_TASK INSTRUCTIONS_: A faithful copy of every entry is the goal; keep the images out of it.

------------------------------------------------------------------------

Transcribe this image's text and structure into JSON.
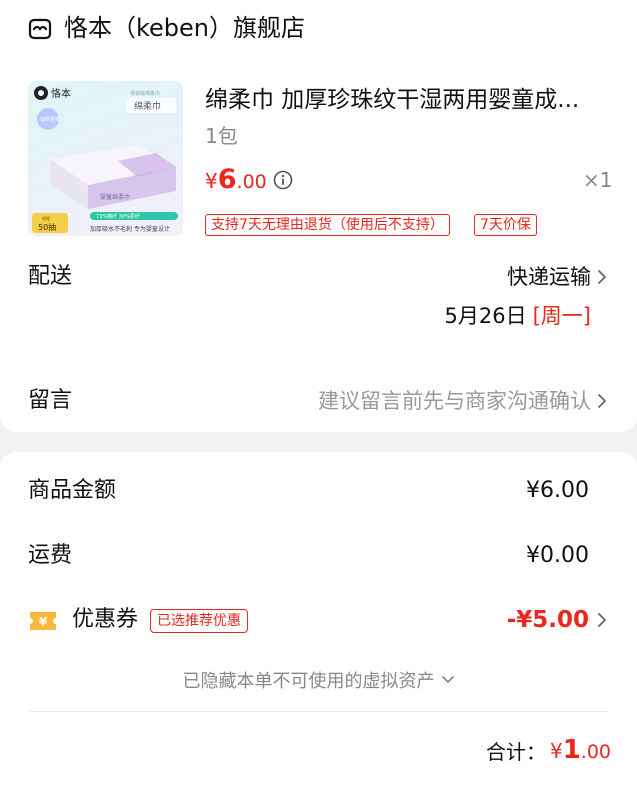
{
  "shop": {
    "name": "恪本（keben）旗舰店",
    "icon": "shop-icon"
  },
  "product": {
    "title": "绵柔巾 加厚珍珠纹干湿两用婴童成...",
    "spec": "1包",
    "price_currency": "¥",
    "price_int": "6",
    "price_dec": ".00",
    "quantity": "×1",
    "tags": [
      "支持7天无理由退货（使用后不支持）",
      "7天价保"
    ],
    "image": {
      "brand": "恪本",
      "product_name": "绵柔巾",
      "top_line": "母婴级绵柔巾",
      "badge": "加厚更柔",
      "count_small": "规格",
      "count": "50抽",
      "strip": "73%棉纤 30%原纤",
      "slogan": "加厚吸水不毛刺 专为婴童设计",
      "packet_text": "婴童绵柔巾"
    }
  },
  "delivery": {
    "label": "配送",
    "method": "快递运输",
    "date": "5月26日",
    "weekday": "[周一]"
  },
  "message": {
    "label": "留言",
    "placeholder": "建议留言前先与商家沟通确认"
  },
  "summary": {
    "goods_label": "商品金额",
    "goods_value": "¥6.00",
    "shipping_label": "运费",
    "shipping_value": "¥0.00",
    "coupon_label": "优惠券",
    "coupon_badge": "已选推荐优惠",
    "coupon_value": "-¥5.00",
    "hidden_assets": "已隐藏本单不可使用的虚拟资产",
    "total_label": "合计：",
    "total_currency": "¥",
    "total_int": "1",
    "total_dec": ".00"
  },
  "colors": {
    "accent": "#e8271e",
    "muted": "#888888",
    "coupon_icon": "#f6b93b"
  }
}
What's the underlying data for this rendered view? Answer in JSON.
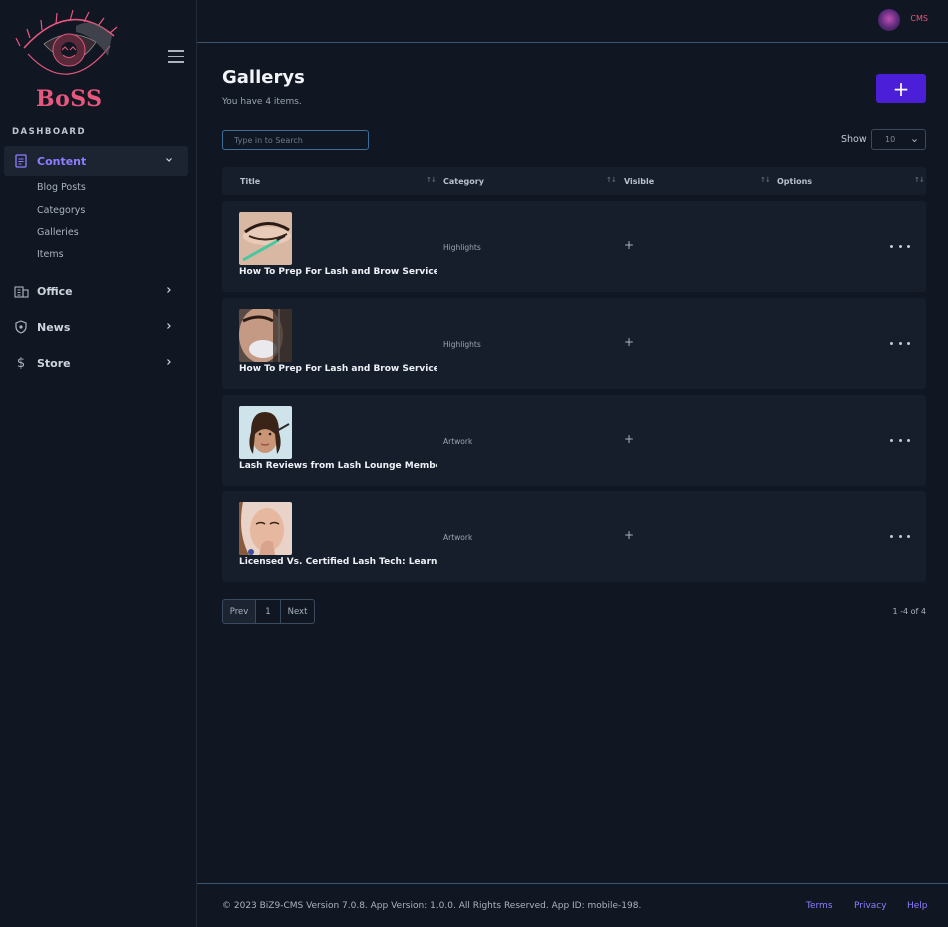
{
  "brand": {
    "logo_text": "BoSS",
    "accent": "#e8577e"
  },
  "topbar": {
    "cms_label": "CMS"
  },
  "sidebar": {
    "section_title": "DASHBOARD",
    "items": [
      {
        "label": "Content",
        "icon": "document-icon",
        "expanded": true,
        "subitems": [
          "Blog Posts",
          "Categorys",
          "Galleries",
          "Items"
        ]
      },
      {
        "label": "Office",
        "icon": "building-icon"
      },
      {
        "label": "News",
        "icon": "shield-icon"
      },
      {
        "label": "Store",
        "icon": "dollar-icon"
      }
    ]
  },
  "main": {
    "title": "Gallerys",
    "subtitle": "You have 4 items.",
    "add_button": "+",
    "search": {
      "placeholder": "Type in to Search",
      "value": ""
    },
    "show_label": "Show",
    "page_size": "10",
    "table": {
      "headers": [
        "Title",
        "Category",
        "Visible",
        "Options"
      ],
      "rows": [
        {
          "title": "How To Prep For Lash and Brow Services",
          "category": "Highlights",
          "visible": "+"
        },
        {
          "title": "How To Prep For Lash and Brow Services",
          "category": "Highlights",
          "visible": "+"
        },
        {
          "title": "Lash Reviews from Lash Lounge Members",
          "category": "Artwork",
          "visible": "+"
        },
        {
          "title": "Licensed Vs. Certified Lash Tech: Learn the",
          "category": "Artwork",
          "visible": "+"
        }
      ]
    },
    "pagination": {
      "prev": "Prev",
      "current": "1",
      "next": "Next",
      "range": "1 -4 of 4"
    }
  },
  "footer": {
    "copyright": "© 2023 BiZ9-CMS Version 7.0.8. App Version: 1.0.0. All Rights Reserved. App ID: mobile-198.",
    "links": [
      "Terms",
      "Privacy",
      "Help"
    ]
  },
  "colors": {
    "accent": "#4b1fd8",
    "link": "#8f7dff",
    "background": "#101722",
    "card": "#161e2b"
  }
}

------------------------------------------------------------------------

_ANSWER SECTION_:
Transcribe this image's text and structure into JSON.
{
  "shop": {
    "name": "恪本（keben）旗舰店",
    "icon": "shop-icon"
  },
  "product": {
    "title": "绵柔巾 加厚珍珠纹干湿两用婴童成...",
    "spec": "1包",
    "price_currency": "¥",
    "price_int": "6",
    "price_dec": ".00",
    "quantity": "×1",
    "tags": [
      "支持7天无理由退货（使用后不支持）",
      "7天价保"
    ],
    "image": {
      "brand": "恪本",
      "product_name": "绵柔巾",
      "top_line": "母婴级绵柔巾",
      "badge": "加厚更柔",
      "count_small": "规格",
      "count": "50抽",
      "strip": "73%棉纤 30%原纤",
      "slogan": "加厚吸水不毛刺 专为婴童设计",
      "packet_text": "婴童绵柔巾"
    }
  },
  "delivery": {
    "label": "配送",
    "method": "快递运输",
    "date": "5月26日",
    "weekday": "[周一]"
  },
  "message": {
    "label": "留言",
    "placeholder": "建议留言前先与商家沟通确认"
  },
  "summary": {
    "goods_label": "商品金额",
    "goods_value": "¥6.00",
    "shipping_label": "运费",
    "shipping_value": "¥0.00",
    "coupon_label": "优惠券",
    "coupon_badge": "已选推荐优惠",
    "coupon_value": "-¥5.00",
    "hidden_assets": "已隐藏本单不可使用的虚拟资产",
    "total_label": "合计：",
    "total_currency": "¥",
    "total_int": "1",
    "total_dec": ".00"
  },
  "colors": {
    "accent": "#e8271e",
    "muted": "#888888",
    "coupon_icon": "#f6b93b"
  }
}
What's the underlying data for this rendered view? Answer in JSON.
{
  "brand": {
    "logo_text": "BoSS",
    "accent": "#e8577e"
  },
  "topbar": {
    "cms_label": "CMS"
  },
  "sidebar": {
    "section_title": "DASHBOARD",
    "items": [
      {
        "label": "Content",
        "icon": "document-icon",
        "expanded": true,
        "subitems": [
          "Blog Posts",
          "Categorys",
          "Galleries",
          "Items"
        ]
      },
      {
        "label": "Office",
        "icon": "building-icon"
      },
      {
        "label": "News",
        "icon": "shield-icon"
      },
      {
        "label": "Store",
        "icon": "dollar-icon"
      }
    ]
  },
  "main": {
    "title": "Gallerys",
    "subtitle": "You have 4 items.",
    "add_button": "+",
    "search": {
      "placeholder": "Type in to Search",
      "value": ""
    },
    "show_label": "Show",
    "page_size": "10",
    "table": {
      "headers": [
        "Title",
        "Category",
        "Visible",
        "Options"
      ],
      "rows": [
        {
          "title": "How To Prep For Lash and Brow Services",
          "category": "Highlights",
          "visible": "+"
        },
        {
          "title": "How To Prep For Lash and Brow Services",
          "category": "Highlights",
          "visible": "+"
        },
        {
          "title": "Lash Reviews from Lash Lounge Members",
          "category": "Artwork",
          "visible": "+"
        },
        {
          "title": "Licensed Vs. Certified Lash Tech: Learn the",
          "category": "Artwork",
          "visible": "+"
        }
      ]
    },
    "pagination": {
      "prev": "Prev",
      "current": "1",
      "next": "Next",
      "range": "1 -4 of 4"
    }
  },
  "footer": {
    "copyright": "© 2023 BiZ9-CMS Version 7.0.8. App Version: 1.0.0. All Rights Reserved. App ID: mobile-198.",
    "links": [
      "Terms",
      "Privacy",
      "Help"
    ]
  },
  "colors": {
    "accent": "#4b1fd8",
    "link": "#8f7dff",
    "background": "#101722",
    "card": "#161e2b"
  }
}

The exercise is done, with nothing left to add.